In the entries below, the word "Яндекс" appears on some lines. Copy each of those lines.

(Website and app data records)

..............................

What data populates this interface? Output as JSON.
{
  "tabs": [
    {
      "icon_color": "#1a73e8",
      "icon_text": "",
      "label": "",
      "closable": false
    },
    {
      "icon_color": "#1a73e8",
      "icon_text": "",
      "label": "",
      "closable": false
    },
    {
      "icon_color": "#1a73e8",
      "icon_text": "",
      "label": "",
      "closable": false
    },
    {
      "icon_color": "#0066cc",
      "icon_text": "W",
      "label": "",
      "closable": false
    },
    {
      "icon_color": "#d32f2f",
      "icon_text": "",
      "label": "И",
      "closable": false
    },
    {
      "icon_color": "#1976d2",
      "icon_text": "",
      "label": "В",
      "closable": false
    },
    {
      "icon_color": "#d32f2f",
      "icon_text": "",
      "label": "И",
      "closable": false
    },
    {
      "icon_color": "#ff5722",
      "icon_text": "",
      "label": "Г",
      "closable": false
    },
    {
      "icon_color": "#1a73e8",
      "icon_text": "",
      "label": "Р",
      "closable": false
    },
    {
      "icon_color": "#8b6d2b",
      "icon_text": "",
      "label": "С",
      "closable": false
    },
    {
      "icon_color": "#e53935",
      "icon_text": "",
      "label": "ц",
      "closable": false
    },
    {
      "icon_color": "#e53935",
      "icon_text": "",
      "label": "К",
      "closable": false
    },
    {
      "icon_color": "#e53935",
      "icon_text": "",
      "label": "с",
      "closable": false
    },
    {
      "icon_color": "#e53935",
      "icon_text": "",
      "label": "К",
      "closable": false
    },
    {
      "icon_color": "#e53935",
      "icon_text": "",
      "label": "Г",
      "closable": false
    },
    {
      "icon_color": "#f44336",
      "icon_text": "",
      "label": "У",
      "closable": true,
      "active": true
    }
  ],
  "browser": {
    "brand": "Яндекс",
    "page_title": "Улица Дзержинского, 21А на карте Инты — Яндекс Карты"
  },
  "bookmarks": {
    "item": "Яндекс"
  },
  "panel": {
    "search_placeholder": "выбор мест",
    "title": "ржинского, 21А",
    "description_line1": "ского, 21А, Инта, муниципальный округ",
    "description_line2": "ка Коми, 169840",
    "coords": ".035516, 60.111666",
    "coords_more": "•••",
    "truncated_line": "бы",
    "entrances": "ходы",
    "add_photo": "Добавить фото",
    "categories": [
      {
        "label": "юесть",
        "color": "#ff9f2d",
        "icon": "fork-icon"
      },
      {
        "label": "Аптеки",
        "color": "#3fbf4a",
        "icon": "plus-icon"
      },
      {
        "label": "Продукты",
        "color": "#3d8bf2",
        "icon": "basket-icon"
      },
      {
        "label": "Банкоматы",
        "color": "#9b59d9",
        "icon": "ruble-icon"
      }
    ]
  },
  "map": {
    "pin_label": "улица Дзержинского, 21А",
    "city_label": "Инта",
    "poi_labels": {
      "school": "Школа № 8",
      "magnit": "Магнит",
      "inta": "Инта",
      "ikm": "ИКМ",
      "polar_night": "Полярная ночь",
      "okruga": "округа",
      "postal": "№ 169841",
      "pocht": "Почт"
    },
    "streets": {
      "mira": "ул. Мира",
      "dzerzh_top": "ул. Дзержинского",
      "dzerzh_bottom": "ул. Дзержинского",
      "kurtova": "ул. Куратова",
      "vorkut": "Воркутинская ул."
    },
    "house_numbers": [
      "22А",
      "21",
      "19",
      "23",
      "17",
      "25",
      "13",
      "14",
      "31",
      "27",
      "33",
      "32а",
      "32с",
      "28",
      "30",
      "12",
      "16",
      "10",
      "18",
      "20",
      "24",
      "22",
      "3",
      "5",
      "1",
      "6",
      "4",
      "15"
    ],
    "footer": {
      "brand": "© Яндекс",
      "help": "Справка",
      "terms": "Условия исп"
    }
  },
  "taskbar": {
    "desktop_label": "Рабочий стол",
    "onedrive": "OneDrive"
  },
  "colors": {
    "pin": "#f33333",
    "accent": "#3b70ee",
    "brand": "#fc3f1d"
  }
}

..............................

Task solution:
    "brand": "Яндекс",
    "page_title": "Улица Дзержинского, 21А на карте Инты — Яндекс Карты"
    "item": "Яндекс"
      "brand": "© Яндекс",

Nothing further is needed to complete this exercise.